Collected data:
......

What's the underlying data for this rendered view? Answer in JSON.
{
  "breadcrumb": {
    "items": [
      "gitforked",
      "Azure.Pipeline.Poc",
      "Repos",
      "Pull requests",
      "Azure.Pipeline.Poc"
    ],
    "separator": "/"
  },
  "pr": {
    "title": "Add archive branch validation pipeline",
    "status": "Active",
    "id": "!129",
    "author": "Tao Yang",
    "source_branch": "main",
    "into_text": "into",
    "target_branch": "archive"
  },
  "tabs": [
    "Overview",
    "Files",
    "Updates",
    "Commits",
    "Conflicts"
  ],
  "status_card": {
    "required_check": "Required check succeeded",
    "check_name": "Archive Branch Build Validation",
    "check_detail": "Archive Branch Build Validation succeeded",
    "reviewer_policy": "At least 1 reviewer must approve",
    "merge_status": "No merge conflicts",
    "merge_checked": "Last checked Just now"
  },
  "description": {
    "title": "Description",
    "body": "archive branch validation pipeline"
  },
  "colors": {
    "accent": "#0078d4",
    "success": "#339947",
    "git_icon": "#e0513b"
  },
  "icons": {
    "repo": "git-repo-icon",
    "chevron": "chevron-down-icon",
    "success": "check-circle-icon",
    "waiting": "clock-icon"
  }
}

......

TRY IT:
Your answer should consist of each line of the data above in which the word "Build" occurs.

EXERCISE OUTPUT:
    "check_name": "Archive Branch Build Validation",
    "check_detail": "Archive Branch Build Validation succeeded",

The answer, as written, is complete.